WORK TASK:
Retrieve every line from the records in which the word "Perspective" occurs.

>>>>

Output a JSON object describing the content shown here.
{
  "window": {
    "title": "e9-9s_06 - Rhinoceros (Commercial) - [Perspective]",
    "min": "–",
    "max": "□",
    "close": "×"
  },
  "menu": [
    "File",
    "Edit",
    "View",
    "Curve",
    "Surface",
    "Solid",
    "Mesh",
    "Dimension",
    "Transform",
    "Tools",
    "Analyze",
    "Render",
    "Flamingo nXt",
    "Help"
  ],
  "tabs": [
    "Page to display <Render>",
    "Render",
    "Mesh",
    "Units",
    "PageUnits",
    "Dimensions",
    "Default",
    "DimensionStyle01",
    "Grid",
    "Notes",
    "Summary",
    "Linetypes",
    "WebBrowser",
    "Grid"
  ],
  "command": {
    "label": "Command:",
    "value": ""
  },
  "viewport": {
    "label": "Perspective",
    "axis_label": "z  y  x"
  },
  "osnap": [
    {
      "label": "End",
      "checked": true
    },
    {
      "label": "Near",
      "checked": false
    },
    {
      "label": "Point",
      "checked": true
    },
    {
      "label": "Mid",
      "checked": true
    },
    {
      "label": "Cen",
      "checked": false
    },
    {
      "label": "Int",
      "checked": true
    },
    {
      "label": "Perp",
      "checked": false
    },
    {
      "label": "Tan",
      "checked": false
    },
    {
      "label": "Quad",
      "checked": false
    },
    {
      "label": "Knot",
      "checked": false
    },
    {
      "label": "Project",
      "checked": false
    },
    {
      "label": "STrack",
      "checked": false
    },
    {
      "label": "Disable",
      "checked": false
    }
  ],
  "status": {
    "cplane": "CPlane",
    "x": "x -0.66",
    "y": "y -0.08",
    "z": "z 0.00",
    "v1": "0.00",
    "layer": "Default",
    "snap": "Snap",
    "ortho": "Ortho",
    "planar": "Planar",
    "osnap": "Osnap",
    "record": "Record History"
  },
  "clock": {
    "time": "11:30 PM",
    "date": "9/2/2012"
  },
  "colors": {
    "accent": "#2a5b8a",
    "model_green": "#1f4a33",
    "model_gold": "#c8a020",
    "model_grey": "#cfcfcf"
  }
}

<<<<

ANSWER TO THIS PROBLEM:
    "title": "e9-9s_06 - Rhinoceros (Commercial) - [Perspective]",
    "label": "Perspective",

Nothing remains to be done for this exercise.